Enter Garrick.  I’ve decided he’s my new book boyfriend (well actually him and Jamie Fraser).  Garrick is a suave, put-together guy who rocks confidence and sex appeal like no other.  He’s a refreshing male hero in my eyes because he’s not obsessed with doing EVERYTHING for Bliss.  He doesn’t want to feed her or pick out her clothes, etc.  He wants her to be herself with no limitations.  Even when he’s teaching her class, he wants her to reach her acting potential with her own inner confidence.  He doesn’t tell her she’s good because they’re sleeping together, he tells her she’s good because she is.  He recognizes her intelligence, her confidence, and her independence and respects her for it.

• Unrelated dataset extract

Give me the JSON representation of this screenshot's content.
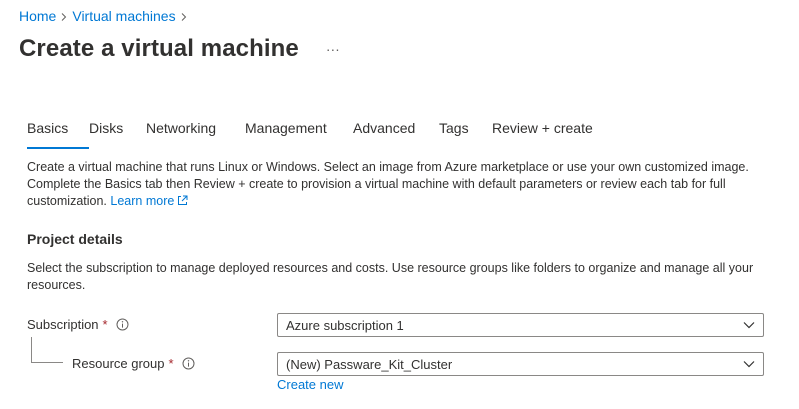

I mentioned earlier about the pressures this age group feels about sex, but for the upper bracket of the group, Carmack accurately depicts the anxieties that graduating college can cause.  The fear of “what am I going to do now?” is definitely something a good chunk of post-college grads can relate to.  I’m glad she highlighted these topics, as they give depth to the work as a whole.  With her witty prose and excellent subject matter, Cora Carmack has sealed her fate as one of my top authors in the new adult genre.  Losing It has earned its spot on my list of top ten reads this year as well as my favorite reads shelf.  Make sure you read this book before book two in the series, Faking It, comes out June 4th.

5 out of 5 Stars

Losing It by Cora Carmack
Harper Collins Publishing (2012)
eBook: 228 pages
ISBN: 9780062273253